We get to work honoring God’s love for the members of our congregations and communities, with the fruit of our own labor. We stop taking advantage of the weakness and vulnerability of others. We get jobs that do not exploit people and destroy our communities. Even if it means making less money. We trust God with our own needs and surrender our time, energy, and money to his work in the lives of other people in our churches and communities, by purposefully helping to meet their material needs with our God given resources.
Third, we stop nursing the memories of personal and social offenses. We practice being energetic agents of righteousness and justice, using what God has legitimately and faithfully given us in order to help other people do the same. Ephesians 4:31,32, “Let all bitterness and wrath and anger and clamor and slander be put away from you, along with all malice. 32 Be kind to one another, tenderhearted, forgiving one another, as God in Christ forgave you.”
Yes, they did us wrong. Yes, they do people dirty. But we have also offended others. And God sacrificed his Son, Jesus Christ on our behalf anyway. In response to our faith in his love, he forgave us. So we imitate God by sacrificing our fear of looking “weak”. We courageously embrace the possibility of looking foolish for the sake of restoring people to their God ordained place among us, by God’s grace, through faith in Jesus Christ. That is, if they want their relationship with God restored. Regardless, we humble ourselves first by reaching out with the offer of reconciliation. Just like Jesus Christ humbled himself in order to reach out to us.
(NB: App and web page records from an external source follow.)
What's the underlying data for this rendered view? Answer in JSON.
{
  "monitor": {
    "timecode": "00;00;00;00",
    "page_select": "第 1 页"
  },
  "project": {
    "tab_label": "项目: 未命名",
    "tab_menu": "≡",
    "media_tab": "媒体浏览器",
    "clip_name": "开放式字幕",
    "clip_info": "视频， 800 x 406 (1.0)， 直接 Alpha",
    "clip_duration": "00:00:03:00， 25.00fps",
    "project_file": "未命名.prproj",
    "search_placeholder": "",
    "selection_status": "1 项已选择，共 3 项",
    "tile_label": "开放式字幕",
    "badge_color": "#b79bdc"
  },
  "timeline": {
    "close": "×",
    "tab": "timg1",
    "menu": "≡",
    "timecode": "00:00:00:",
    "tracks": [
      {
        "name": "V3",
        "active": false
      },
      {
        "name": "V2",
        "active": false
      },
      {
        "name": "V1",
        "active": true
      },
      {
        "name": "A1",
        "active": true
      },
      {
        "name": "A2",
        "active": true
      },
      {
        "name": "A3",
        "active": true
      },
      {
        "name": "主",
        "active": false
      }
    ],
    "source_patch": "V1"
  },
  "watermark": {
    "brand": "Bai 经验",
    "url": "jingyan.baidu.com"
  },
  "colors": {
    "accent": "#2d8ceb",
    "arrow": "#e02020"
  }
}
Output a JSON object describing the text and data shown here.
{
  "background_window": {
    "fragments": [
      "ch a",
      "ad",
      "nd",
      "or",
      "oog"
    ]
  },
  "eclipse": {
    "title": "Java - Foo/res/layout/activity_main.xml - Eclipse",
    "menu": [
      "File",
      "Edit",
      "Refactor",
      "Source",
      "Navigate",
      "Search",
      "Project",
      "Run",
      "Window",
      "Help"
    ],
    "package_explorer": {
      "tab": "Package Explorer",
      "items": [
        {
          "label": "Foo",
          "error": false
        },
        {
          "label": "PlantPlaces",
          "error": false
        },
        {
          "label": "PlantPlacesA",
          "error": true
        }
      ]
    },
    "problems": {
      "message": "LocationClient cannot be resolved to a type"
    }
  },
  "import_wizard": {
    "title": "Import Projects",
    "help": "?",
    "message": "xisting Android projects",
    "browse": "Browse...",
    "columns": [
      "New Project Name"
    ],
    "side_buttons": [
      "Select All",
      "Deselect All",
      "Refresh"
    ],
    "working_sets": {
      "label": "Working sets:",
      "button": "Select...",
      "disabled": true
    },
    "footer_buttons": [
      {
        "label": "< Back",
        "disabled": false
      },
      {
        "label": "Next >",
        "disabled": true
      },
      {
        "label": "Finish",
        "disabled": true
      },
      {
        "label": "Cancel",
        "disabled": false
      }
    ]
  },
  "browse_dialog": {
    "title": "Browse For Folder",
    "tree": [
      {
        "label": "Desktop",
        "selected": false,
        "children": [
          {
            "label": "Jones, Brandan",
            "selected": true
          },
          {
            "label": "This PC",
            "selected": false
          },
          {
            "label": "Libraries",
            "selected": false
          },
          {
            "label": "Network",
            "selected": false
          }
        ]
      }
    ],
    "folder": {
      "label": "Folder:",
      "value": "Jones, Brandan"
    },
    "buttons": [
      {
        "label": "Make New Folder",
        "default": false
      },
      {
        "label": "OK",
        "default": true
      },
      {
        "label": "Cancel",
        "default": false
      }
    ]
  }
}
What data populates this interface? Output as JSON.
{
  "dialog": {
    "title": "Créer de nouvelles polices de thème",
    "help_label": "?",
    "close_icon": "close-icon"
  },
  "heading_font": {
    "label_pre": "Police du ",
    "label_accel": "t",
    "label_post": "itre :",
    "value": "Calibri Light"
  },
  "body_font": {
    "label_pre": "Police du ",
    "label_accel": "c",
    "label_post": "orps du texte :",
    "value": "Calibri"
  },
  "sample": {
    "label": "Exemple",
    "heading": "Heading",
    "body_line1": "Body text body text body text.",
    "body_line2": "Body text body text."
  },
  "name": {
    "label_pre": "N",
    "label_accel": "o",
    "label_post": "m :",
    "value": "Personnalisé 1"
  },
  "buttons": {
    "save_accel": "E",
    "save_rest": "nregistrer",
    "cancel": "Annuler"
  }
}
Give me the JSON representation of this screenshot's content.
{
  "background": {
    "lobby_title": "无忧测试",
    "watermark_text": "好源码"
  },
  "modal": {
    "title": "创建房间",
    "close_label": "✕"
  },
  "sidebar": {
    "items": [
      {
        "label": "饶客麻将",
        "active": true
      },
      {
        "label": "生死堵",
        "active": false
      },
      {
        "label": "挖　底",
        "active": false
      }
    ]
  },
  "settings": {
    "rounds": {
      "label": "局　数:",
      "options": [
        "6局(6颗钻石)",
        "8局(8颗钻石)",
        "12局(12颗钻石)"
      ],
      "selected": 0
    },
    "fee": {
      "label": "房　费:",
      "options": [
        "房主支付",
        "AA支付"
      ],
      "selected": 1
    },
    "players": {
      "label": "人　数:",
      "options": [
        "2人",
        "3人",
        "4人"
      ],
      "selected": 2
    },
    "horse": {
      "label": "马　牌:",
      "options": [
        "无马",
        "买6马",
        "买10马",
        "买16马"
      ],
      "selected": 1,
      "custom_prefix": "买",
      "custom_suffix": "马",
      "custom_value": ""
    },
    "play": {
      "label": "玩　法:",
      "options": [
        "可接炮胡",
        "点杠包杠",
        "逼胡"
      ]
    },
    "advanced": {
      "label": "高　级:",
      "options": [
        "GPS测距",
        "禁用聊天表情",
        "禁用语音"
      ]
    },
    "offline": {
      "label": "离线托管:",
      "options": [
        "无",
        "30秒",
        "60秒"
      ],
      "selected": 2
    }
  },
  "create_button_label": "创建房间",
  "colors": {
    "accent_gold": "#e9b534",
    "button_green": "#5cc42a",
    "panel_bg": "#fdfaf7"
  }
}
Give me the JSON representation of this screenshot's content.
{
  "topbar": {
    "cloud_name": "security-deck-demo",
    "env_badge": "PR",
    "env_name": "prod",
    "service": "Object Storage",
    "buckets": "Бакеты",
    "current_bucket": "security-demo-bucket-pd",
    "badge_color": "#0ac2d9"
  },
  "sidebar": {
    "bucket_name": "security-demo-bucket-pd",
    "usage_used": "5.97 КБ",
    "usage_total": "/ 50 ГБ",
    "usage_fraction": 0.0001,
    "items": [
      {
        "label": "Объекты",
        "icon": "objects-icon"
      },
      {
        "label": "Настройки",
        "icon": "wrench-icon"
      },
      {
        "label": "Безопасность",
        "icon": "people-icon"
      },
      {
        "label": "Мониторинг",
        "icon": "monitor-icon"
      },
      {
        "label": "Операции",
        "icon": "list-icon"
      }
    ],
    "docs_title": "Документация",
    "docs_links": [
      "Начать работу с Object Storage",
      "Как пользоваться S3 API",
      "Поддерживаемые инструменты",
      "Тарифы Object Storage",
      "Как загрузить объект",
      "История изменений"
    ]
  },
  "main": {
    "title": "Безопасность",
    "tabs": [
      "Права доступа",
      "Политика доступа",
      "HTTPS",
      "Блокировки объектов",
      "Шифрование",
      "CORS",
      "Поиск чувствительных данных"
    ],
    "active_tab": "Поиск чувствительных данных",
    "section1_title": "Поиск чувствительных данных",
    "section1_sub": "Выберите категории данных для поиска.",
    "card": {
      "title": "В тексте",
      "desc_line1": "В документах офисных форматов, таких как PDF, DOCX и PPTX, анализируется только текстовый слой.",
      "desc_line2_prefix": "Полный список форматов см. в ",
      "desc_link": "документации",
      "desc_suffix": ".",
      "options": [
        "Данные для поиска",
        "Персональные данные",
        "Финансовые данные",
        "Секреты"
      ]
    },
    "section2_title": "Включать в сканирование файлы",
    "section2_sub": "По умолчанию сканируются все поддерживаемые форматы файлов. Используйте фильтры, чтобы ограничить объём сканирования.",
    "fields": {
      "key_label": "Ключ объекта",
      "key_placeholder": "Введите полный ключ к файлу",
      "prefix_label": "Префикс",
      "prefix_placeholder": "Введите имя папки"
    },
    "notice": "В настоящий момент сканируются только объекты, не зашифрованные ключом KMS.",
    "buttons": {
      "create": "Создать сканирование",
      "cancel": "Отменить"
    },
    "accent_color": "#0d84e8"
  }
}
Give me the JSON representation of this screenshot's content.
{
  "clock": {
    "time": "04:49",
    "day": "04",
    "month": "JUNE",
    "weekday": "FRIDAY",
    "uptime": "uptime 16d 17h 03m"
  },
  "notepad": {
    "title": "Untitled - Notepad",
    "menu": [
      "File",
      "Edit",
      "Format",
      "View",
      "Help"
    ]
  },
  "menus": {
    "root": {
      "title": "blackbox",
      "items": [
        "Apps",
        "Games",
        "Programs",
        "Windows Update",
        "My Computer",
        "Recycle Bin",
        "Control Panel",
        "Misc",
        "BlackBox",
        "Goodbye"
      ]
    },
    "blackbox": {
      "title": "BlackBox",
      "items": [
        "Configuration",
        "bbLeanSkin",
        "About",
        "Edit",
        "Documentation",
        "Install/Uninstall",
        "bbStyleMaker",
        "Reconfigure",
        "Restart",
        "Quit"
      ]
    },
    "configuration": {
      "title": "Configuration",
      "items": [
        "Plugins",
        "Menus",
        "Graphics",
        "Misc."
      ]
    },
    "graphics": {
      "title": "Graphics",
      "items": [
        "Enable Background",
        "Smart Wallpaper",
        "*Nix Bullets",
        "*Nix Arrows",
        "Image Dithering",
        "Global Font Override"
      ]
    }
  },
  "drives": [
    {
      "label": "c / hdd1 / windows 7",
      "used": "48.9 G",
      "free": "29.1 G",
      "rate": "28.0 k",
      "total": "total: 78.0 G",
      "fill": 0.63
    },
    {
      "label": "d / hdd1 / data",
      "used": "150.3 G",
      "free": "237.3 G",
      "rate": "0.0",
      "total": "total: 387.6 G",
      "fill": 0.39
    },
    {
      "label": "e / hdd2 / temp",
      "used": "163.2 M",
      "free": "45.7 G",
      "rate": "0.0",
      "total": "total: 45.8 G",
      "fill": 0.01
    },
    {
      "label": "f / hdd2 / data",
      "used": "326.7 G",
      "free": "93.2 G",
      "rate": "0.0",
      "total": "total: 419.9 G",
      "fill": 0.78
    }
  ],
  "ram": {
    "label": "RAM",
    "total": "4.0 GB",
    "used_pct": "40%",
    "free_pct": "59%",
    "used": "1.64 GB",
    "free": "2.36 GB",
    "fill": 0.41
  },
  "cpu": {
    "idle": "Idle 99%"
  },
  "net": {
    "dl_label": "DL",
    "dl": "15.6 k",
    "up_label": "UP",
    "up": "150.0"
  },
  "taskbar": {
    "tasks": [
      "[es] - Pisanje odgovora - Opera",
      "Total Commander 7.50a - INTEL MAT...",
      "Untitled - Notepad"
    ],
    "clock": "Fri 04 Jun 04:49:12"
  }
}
As followers of Jesus Christ, we do not let anyone rob us of our true identity in Jesus Christ. We embrace our God ordained role as representatives of God, who are made in the image of God. We stay true to God. Our essential humanity is fulfilled by honoring the love and faithfulness of God to the people around us. Especially our enemies. We must remind ourselves and encourage one another with this truth, even as we honor the expression of our personal and collective grief and outrage as a part of our worship and devotion to God.
We must not give in to the temptation of forgetting that we belong to God. Especially when we have been wronged.
1. Who or what do you feel has wronged you or wronged those you love? How long have you been holding on to it?
2. How can you express your anger, grief, fear, and/or pain in light of Ephesians 4:26-27?
3. In light of Ephesians 4:31,32 how do you move forward?